HDR 2019 and Inequality
- HDR 2019 will provide a comprehensive picture of the many forms of inequality that are shaping the 21st century.
- The report will use a framework that looks beyond income and considers inequalities in health, education, tech and exposure to economic and climate-related shock and will look beyond averages to paint a more accurate and timely picture of the state of inequality.
- HDR 2019 will also seek to look beyond today by taking a long-term view of inequality and by identifying trends and making projections.
UNDP has acknowledged that today’s world remains deeply unfair. The life and prospects faced by a newborn in a poor country or in a poor household are radically different from those of wealthier children. In all societies, long-standing forms of inequality persist while gaps are opening in new aspects of life.
The world is witnessing both convergence and divergence in human development. For example, in many countries gaps have closed for example in access to primary education. But differences between children in poor and wealthy households are widening in both early childhood and quality of education. These inequalities will have lifetime consequences, especially due to the rapid technological changes which are likely to impact labour markets. This is just one example of why UNDP’s analysis of inequality will go beyond income, beyond averages and beyond today in HDR 2019.
According to World Inequality Report 2018, Income inequality in India has reached historically high levels with share of national income accruing to India’s top 1% earners touching 22% in 2014, while share of top 10% was around 56%. The report was released by World Inequality Lab (WIL), an organisation that aims to promote research on global inequality dynamics.
Findings of report
Since 1980, richest 1% captured twice as much as poorest 50% of world population. In other words, since 1980, 27% of all new income worldwide was captured by richest 1%, while poorest 50% captured only 13% of growth.
Inequality trends vary so greatly among countries even when countries share similar levels of development. This highlights important role of national policies in shaping inequality. For instance since 1980, China has recorded much higher growth rates with significantly lower inequality levels than India.
Since 1980, income inequality has increased rapidly in North America, India, China and Russia while growing moderately in Europe. However, in sub-Saharan Africa, Middle East, Brazil income inequality has remained relatively stable but at extremely high levels.
Factors fuelling the inequality within countries and at global level include combination of privatisations and increasing income inequality. Private capital is increasingly concentrated among a few individuals.
Deregulation and opening-up of reforms in India since 1980s have led to substantial increase in inequality. In 2014, top 0.1% of earners have continued to capture more growth than all those in bottom 50% combined in India.
The bottom 50% now has about 15% share in the total income.
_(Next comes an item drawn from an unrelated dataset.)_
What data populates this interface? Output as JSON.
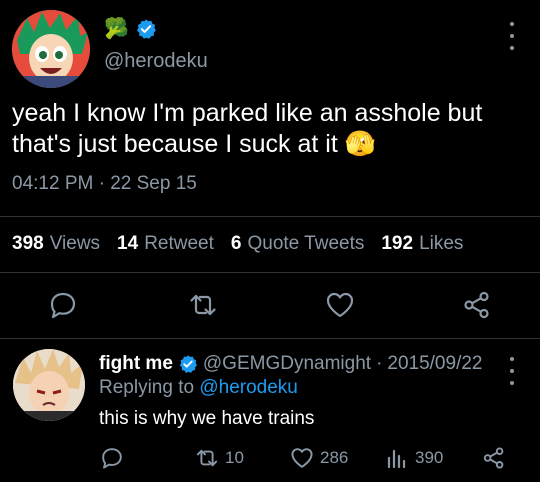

This rising inequality contrasts to 30 years following country’s Independence in 1947, when income inequality was widely reduced and incomes of bottom 50% grew at faster rate than national average.
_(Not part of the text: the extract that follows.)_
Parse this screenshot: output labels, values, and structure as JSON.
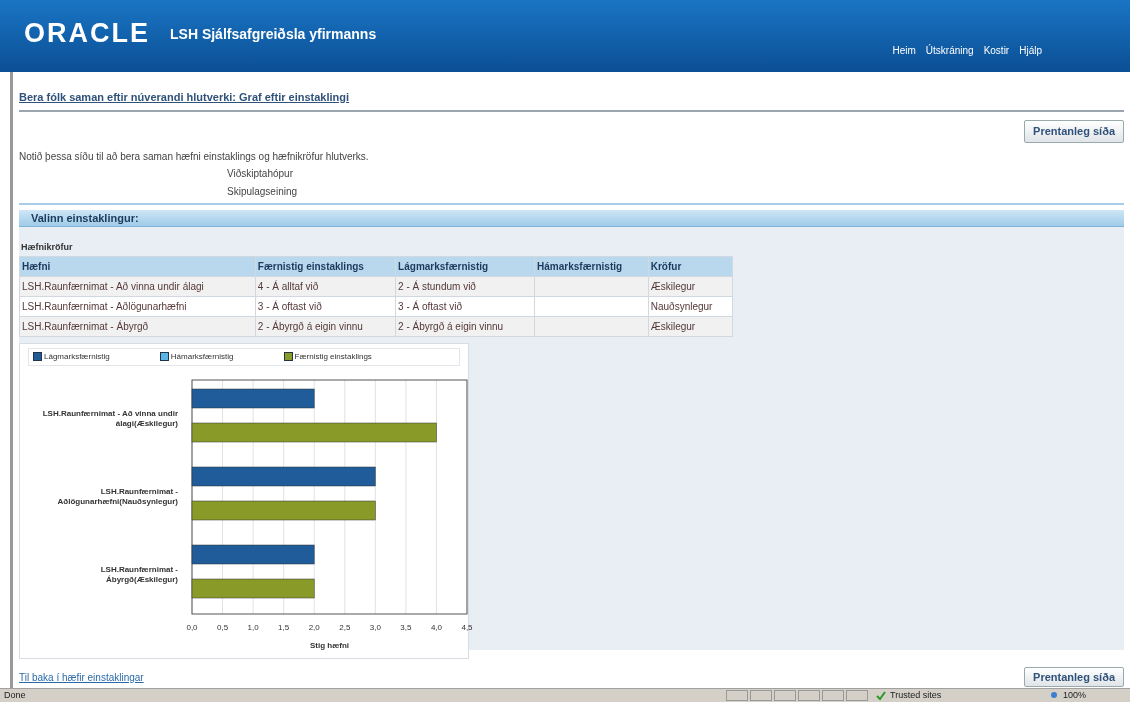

The global income and wealth inequality will steadily rise if countries continue to follow same trajectory they have been on since 1980, despite strong growth in emerging countries. There is need for more ambitious policies to democratize access to education and well-paying jobs in rich and emerging countries alike.